■ **Recorded data**:
* * * * *

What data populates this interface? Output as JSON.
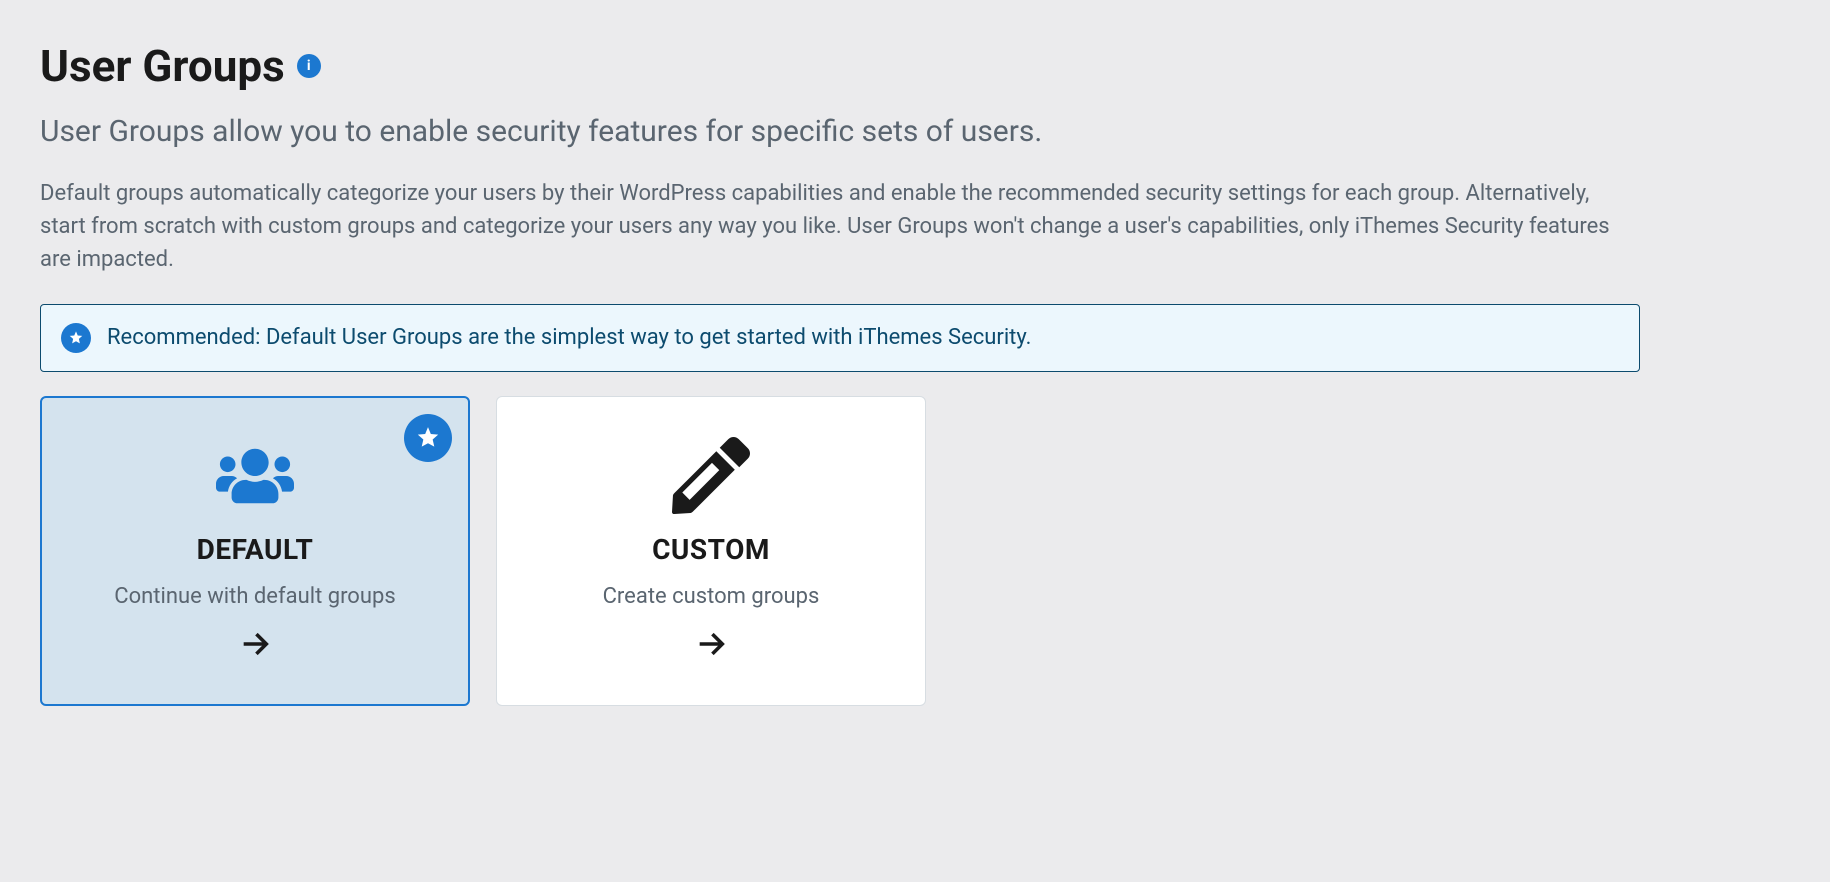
{
  "header": {
    "title": "User Groups",
    "subtitle": "User Groups allow you to enable security features for specific sets of users.",
    "description": "Default groups automatically categorize your users by their WordPress capabilities and enable the recommended security settings for each group. Alternatively, start from scratch with custom groups and categorize your users any way you like. User Groups won't change a user's capabilities, only iThemes Security features are impacted."
  },
  "notice": {
    "text": "Recommended: Default User Groups are the simplest way to get started with iThemes Security."
  },
  "cards": {
    "default": {
      "title": "DEFAULT",
      "description": "Continue with default groups"
    },
    "custom": {
      "title": "CUSTOM",
      "description": "Create custom groups"
    }
  }
}
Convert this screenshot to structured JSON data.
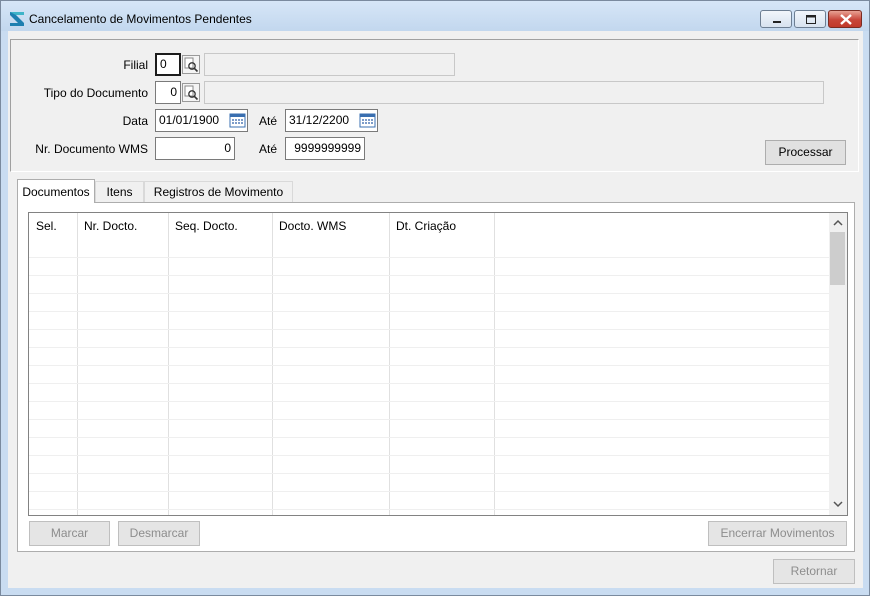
{
  "window": {
    "title": "Cancelamento de Movimentos Pendentes",
    "buttons": [
      "minimize-icon",
      "maximize-icon",
      "close-icon"
    ],
    "accent": "#c0392b"
  },
  "filters": {
    "filial": {
      "label": "Filial",
      "value": "0"
    },
    "tipo_documento": {
      "label": "Tipo do Documento",
      "value": "0"
    },
    "data": {
      "label": "Data",
      "from": "01/01/1900",
      "to_label": "Até",
      "to": "31/12/2200"
    },
    "nr_documento_wms": {
      "label": "Nr. Documento WMS",
      "from": "0",
      "to_label": "Até",
      "to": "9999999999"
    },
    "processar_label": "Processar"
  },
  "tabs": [
    {
      "label": "Documentos",
      "active": true
    },
    {
      "label": "Itens",
      "active": false
    },
    {
      "label": "Registros de Movimento",
      "active": false
    }
  ],
  "grid": {
    "columns": [
      "Sel.",
      "Nr. Docto.",
      "Seq. Docto.",
      "Docto. WMS",
      "Dt. Criação"
    ],
    "rows": []
  },
  "actions": {
    "marcar": "Marcar",
    "desmarcar": "Desmarcar",
    "encerrar": "Encerrar Movimentos",
    "retornar": "Retornar"
  }
}
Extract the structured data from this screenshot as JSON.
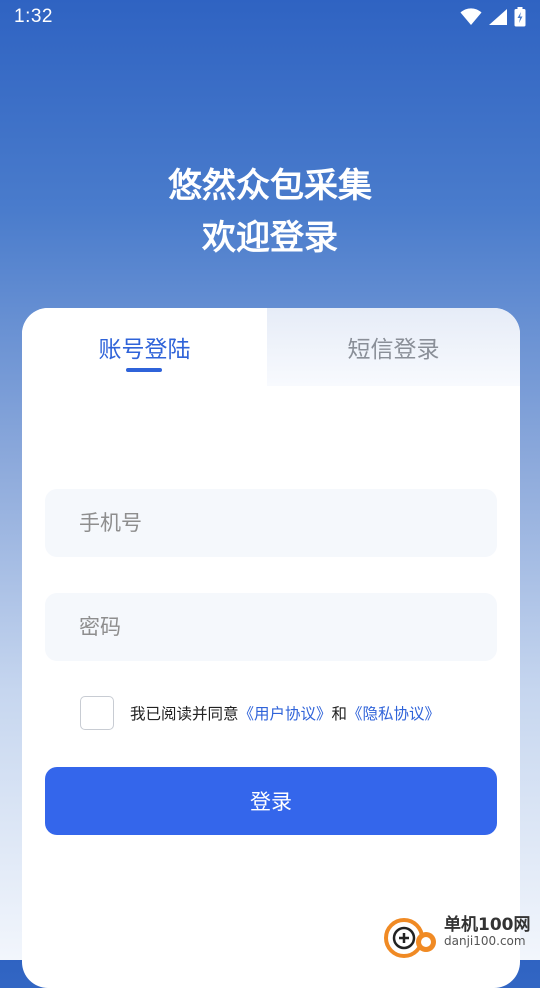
{
  "status_bar": {
    "time": "1:32",
    "icons": [
      "wifi-icon",
      "signal-icon",
      "battery-icon"
    ]
  },
  "header": {
    "title_line1": "悠然众包采集",
    "title_line2": "欢迎登录"
  },
  "tabs": [
    {
      "label": "账号登陆",
      "active": true
    },
    {
      "label": "短信登录",
      "active": false
    }
  ],
  "form": {
    "phone_placeholder": "手机号",
    "password_placeholder": "密码",
    "agreement": {
      "prefix": "我已阅读并同意",
      "user_agreement": "《用户协议》",
      "conjunction": "和",
      "privacy_policy": "《隐私协议》"
    },
    "login_label": "登录"
  },
  "watermark": {
    "name": "单机100网",
    "domain": "danji100.com"
  },
  "colors": {
    "accent": "#3466eb",
    "link": "#2f63d9",
    "header_gradient_top": "#2f63c2"
  }
}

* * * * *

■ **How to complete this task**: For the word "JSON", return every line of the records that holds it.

■ **Answer for this exercise**:
What data populates this interface? Output as JSON.
Convert this screenshot to structured JSON data.
Extract the structured data from this screenshot as JSON.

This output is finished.